  • 2018. Working with Natural Processes. Defra Report: SC150005. JBA Consulting. 2005. Natural Flood Storage and Extreme Flood Events
  • Edinburgh: Scottish Executive Moreta et al, 2020. Numerical analysis of river flood defences. River Flow 2020 International Conference.
  • Martin-Moreta, P.J., Lopez-Querol, S. (2017) Numerical Modeling in Flood Risk Assessment: UK Case Study. Civil Eng. Res. Journal 2017; 3(1)
  • Pitt, M., 2008. The Pitt Review, Learning lessons from the 2007 floods: An independent review. London: Cabinet Office.
  • Thomas, H. and Nisbet, T.R., 2007. An assessment of the impact of floodplain woodland on flood flows. Water and Environment Journal, 21(2), pp.114-126.

How to apply

If you are interested in applying for the above PhD topic please follow the steps below:

  1. Contact the supervisor by email or phone to discuss your interest and find out if you woold be suitable. Supervisor details can be found on this topic page. The supervisor will guide you in developing the topic-specific research proposal, which will form part of your application.
  2. Click on the 'Apply here' button on this page and you will be taken to the relevant PhD course page, where you can apply using an online application.
  3. Complete the online application indicating your selected supervisor and include the research proposal for the topic you have selected.

Good luck!

This is a self funded topic

Brunel offers a number of funding options to research students that help cover the cost of their tuition fees, contribute to living expenses or both. See more information here: The UK Government is also offering Doctoral Student Loans for eligible students, and there is some funding available through the Research Councils. Many of our international students benefit from funding provided by their governments or employers. Brunel alumni enjoy tuition fee discounts of 15%.

Meet the Supervisor(s)
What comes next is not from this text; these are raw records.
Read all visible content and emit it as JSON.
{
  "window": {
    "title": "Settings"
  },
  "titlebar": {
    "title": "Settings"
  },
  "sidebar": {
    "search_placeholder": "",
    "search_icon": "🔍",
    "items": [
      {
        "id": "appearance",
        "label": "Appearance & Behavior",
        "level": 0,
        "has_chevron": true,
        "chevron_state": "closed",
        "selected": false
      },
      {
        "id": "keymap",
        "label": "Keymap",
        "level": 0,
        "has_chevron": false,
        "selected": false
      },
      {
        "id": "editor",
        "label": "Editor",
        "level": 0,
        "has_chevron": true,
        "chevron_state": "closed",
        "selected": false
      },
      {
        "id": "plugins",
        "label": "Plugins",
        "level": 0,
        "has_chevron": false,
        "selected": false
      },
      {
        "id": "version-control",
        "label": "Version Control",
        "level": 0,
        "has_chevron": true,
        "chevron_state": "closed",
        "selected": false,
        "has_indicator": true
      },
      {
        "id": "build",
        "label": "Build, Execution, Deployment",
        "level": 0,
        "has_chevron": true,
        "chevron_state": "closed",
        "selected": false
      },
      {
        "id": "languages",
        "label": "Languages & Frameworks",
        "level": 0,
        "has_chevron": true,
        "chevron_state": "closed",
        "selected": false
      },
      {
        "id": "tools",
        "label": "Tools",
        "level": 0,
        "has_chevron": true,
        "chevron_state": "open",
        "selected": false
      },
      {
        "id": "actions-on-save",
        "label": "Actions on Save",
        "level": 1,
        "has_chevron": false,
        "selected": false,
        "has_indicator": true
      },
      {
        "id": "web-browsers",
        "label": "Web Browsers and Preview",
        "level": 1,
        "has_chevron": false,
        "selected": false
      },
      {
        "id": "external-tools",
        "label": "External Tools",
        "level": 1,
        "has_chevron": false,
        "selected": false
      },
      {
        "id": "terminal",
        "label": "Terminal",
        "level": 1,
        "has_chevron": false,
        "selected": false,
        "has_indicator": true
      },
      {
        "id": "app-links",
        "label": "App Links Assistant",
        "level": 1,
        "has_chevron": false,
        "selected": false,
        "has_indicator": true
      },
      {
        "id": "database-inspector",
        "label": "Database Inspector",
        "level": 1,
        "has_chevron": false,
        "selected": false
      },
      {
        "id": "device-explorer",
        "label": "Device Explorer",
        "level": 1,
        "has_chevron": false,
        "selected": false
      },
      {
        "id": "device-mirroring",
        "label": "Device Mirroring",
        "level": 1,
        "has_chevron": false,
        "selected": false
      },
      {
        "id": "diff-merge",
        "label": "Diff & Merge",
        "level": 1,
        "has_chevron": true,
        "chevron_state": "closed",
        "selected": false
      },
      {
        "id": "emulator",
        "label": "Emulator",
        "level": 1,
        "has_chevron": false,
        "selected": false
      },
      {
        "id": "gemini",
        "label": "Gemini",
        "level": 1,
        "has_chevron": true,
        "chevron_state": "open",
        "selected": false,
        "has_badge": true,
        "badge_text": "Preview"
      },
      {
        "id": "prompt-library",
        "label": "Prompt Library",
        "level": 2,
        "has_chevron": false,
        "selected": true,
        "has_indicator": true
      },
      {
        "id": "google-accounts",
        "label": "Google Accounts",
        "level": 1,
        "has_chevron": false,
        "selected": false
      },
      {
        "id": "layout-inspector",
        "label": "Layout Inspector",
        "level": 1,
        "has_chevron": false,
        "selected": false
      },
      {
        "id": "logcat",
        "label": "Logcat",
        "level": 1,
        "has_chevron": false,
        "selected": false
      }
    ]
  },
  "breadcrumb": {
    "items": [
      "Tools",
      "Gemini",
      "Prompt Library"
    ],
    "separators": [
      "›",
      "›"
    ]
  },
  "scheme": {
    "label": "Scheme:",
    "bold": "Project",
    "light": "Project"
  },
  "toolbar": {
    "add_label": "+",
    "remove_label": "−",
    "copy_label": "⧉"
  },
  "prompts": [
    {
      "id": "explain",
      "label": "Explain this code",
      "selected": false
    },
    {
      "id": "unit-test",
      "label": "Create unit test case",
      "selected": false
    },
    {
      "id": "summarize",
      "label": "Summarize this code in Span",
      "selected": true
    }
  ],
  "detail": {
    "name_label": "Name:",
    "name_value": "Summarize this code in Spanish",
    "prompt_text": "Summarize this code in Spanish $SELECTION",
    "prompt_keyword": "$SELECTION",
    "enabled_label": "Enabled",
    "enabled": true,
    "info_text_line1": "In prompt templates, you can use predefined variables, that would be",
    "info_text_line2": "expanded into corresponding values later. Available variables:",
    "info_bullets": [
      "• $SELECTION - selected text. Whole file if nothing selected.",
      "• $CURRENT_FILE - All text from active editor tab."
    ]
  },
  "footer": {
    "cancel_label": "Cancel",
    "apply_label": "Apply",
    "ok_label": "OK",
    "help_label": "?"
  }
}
Pedro Martin-Moreta - Pedro (CEng, PhD, MEng) is a Lecturer in Flood and Coastal Engineering in the Department of Civil and Environmental Engineering at Brunel University London. He has 15 years of experience in flood risk, flood modelling and river engineering, both as a consultant and researcher. His principal research interests are flood hydraulics, flood defences and numerical modelling in rivers.